Start with the skeleton; add ligaments, tendons, and long muscles of the body. Think origin and insertion. Pound out the skin until you see through it. Laugh a nervous laugh. Add … a whisper of gunpowder, a box of static, a bucket of mud. Then find the ribbon within the figure, the gesture at its center and pull.
The bucket of mud is a reference to the Golem, the creature of Hebrew myth, and the pulling of the ribbon at its center is the activation of the soul in the creature.
There are comments on a nation crazed with weapons. Titled “Everything Coming Up Rifles,” the poem evokes what it is like to live in a country obsessed with guns:
Rifles are pushing up in the garden … The orchard is clacking with rifles … Sidewalks are cobbled with rifles … Our lost lovers are rifles … Our arms are rifles. The trees are enormous rifles no one can wrap their rifles around.
The juxtaposition, the montage—there is cinema here in her images—a world, a universe. Sometimes it comes out as science fiction; this from “The Looking-Glass Planet,” a type of journal at the end of the book: “Day 80: A tiny golden contraption on my knee. Outside, the rain turns septic in battlefield clouds. Inside the contraption, a soft pink gear pulsates …”
And, there is metamorphosis. In some of Bock’s poems, objects and people are always turning into something that keeps us enthralled if not reading out of the corner of our eye; some images are that disturbing. The author can change images almost like magic right before our eyes. There is sometimes no understanding, no deeper meaning. We are taken in by the flow of words and visceral images as in the start of the nightmarish poem “Get Back”:
At the party, my mother curls into a set of ovaries and blue veined tubes. A shiny dark bag blooms from her mouth and turns her inside out. Everyone is laughing. I pick her up and carry her upstairs. She is slippery and making a sound like static.
It doesn’t stop there, and she seems to use her parents as a vehicle for mutation and redemption as in the poem “B-Movie”:
A scientist, played by my father, accidentally drops a maddening fluid onto a plate of Wonder Bread. The food begins to quiver and grows …. It resembles a huge lump of liver and immediately eats my father and half of me.… I notice I’ve grown an amorphous, bloody bottom-half and a voracious hunger … Finally, I reach the outer edge of town … where the heroine, played by my mother, kills me …
In the short journal at the end of the book, she oddly mentions (nothing new for the author) a machine whose gender is female: “Day 53: What if she is the machine that programmed this world and the machine that unplugs this world, leaves me a husk in coarse grass, dreaming of a harp adrift on a raft.”

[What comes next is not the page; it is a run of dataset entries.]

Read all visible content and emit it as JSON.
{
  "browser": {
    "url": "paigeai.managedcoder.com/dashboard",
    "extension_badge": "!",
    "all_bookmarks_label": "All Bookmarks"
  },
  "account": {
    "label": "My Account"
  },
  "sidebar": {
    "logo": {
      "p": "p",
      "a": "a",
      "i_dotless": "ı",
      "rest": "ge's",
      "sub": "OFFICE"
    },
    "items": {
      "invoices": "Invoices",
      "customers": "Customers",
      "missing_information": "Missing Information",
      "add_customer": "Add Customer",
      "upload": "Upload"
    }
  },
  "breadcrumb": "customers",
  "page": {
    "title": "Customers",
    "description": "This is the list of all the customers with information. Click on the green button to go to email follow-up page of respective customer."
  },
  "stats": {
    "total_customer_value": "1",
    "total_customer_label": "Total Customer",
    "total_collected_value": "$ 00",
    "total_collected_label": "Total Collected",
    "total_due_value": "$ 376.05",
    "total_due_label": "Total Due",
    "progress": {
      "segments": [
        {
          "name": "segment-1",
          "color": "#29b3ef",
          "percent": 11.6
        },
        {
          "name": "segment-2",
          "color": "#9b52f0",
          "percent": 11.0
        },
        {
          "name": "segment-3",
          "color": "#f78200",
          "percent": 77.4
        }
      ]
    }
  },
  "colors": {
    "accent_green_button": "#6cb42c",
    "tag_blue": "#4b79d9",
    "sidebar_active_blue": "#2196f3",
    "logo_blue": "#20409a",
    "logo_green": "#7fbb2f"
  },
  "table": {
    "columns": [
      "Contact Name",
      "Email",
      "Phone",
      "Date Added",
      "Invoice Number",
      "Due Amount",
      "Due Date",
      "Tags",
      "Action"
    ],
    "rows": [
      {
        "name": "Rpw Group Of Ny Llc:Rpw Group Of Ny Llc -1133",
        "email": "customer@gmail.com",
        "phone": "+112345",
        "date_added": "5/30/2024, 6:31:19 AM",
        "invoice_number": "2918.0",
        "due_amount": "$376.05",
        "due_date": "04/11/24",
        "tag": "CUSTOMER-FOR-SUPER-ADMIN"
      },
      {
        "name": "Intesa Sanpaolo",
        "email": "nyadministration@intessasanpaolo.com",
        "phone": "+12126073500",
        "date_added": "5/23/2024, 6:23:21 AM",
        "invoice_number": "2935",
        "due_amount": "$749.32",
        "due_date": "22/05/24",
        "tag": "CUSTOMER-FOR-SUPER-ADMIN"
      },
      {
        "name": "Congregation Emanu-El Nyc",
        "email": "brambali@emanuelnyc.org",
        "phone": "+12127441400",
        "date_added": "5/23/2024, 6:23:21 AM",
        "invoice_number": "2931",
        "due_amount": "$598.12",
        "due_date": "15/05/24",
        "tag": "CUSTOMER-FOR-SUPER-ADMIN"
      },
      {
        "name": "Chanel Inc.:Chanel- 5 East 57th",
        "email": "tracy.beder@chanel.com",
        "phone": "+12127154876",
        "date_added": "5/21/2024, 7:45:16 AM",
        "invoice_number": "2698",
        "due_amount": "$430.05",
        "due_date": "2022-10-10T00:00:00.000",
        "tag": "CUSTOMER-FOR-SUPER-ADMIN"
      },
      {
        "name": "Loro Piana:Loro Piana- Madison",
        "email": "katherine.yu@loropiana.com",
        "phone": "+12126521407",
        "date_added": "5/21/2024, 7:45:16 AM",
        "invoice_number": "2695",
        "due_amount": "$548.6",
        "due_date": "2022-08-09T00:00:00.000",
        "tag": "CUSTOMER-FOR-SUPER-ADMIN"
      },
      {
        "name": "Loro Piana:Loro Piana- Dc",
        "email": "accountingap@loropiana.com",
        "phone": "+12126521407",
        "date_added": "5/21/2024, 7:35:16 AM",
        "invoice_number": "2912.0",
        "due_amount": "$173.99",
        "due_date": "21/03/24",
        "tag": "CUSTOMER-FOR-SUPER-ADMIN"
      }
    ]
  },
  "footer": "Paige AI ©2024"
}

In my opinion, this image as one of the most important in Bock’s book. It imbues the incredible power of both creation and destruction in the world she has devised. But the myth she creates is of a mechanistic world. One that can be ended by pulling a wire out of a socket, done by an emotionally detached machine. She’s implying that the world she has created, and the inventiveness that she used, can ultimately (and simply) be erased by that one action. And yet, even though she is left “a husk,” she provides hope that she, and by extension we, will continue.
Glass Bikini, by Kristin Bock. North Adams, Massachusetts: Tupelo Press, December 2021. $18.95, paper.
Michael Kleiza was born in Montreal, and now lives in Guelph, Ontario, with the artist Susan Kelly. His poems have been published in various anthologies and magazines. His poem “Remembrance Song” was chosen as a finalist for the William Collins Canadian Poetry Prize presented by Descant magazine. He has read his poetry at many venues, including The Fringe of the Eden Mills Writers’ Festival, the Hillside Festival, and the Art Bar in Toronto. He is an alumnus of the Wired Writing program at the Banff Centre for Creativity and Innovation in Alberta. His debut collection of poetry, A Poet on the Moon, was published by Vocamus Press in 2015, and he is the editor of the annual Rhapsody Anthology out of Guelph. His new found passion is writing reviews of poetry books.